Using the listing below, show all lines that hold the word "group".
── Data for this exercise
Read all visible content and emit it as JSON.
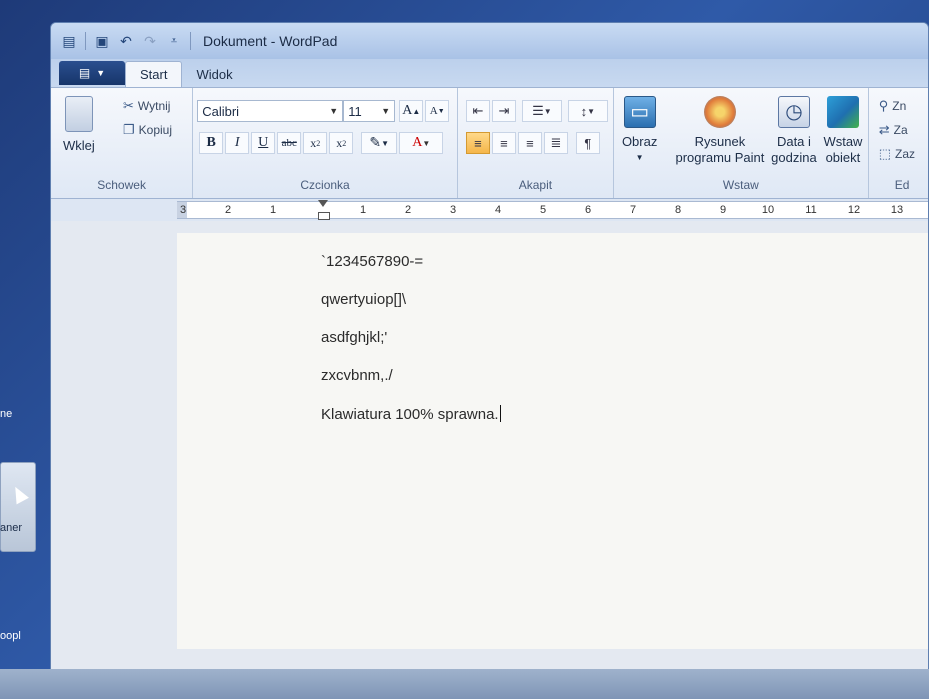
{
  "window": {
    "title": "Dokument - WordPad"
  },
  "tabs": [
    {
      "label": "Start"
    },
    {
      "label": "Widok"
    }
  ],
  "clipboard": {
    "paste": "Wklej",
    "cut": "Wytnij",
    "copy": "Kopiuj",
    "group": "Schowek"
  },
  "font": {
    "family": "Calibri",
    "size": "11",
    "group": "Czcionka"
  },
  "paragraph": {
    "group": "Akapit"
  },
  "insert": {
    "image": "Obraz",
    "paint_line1": "Rysunek",
    "paint_line2": "programu Paint",
    "date_line1": "Data i",
    "date_line2": "godzina",
    "object_line1": "Wstaw",
    "object_line2": "obiekt",
    "group": "Wstaw"
  },
  "editing": {
    "find": "Zn",
    "replace": "Za",
    "select_all": "Zaz",
    "group": "Ed"
  },
  "ruler": {
    "numbers": [
      "3",
      "2",
      "1",
      "1",
      "2",
      "3",
      "4",
      "5",
      "6",
      "7",
      "8",
      "9",
      "10",
      "11",
      "12",
      "13"
    ]
  },
  "document": {
    "lines": [
      "`1234567890-=",
      "qwertyuiop[]\\",
      "asdfghjkl;'",
      "zxcvbnm,./",
      "Klawiatura 100% sprawna."
    ]
  },
  "desktop": {
    "fragment1": "ne",
    "fragment2": "aner",
    "fragment3": "oopl"
  }
}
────
Written answer:
    "group": "Schowek"
    "group": "Czcionka"
    "group": "Akapit"
    "group": "Wstaw"
    "group": "Ed"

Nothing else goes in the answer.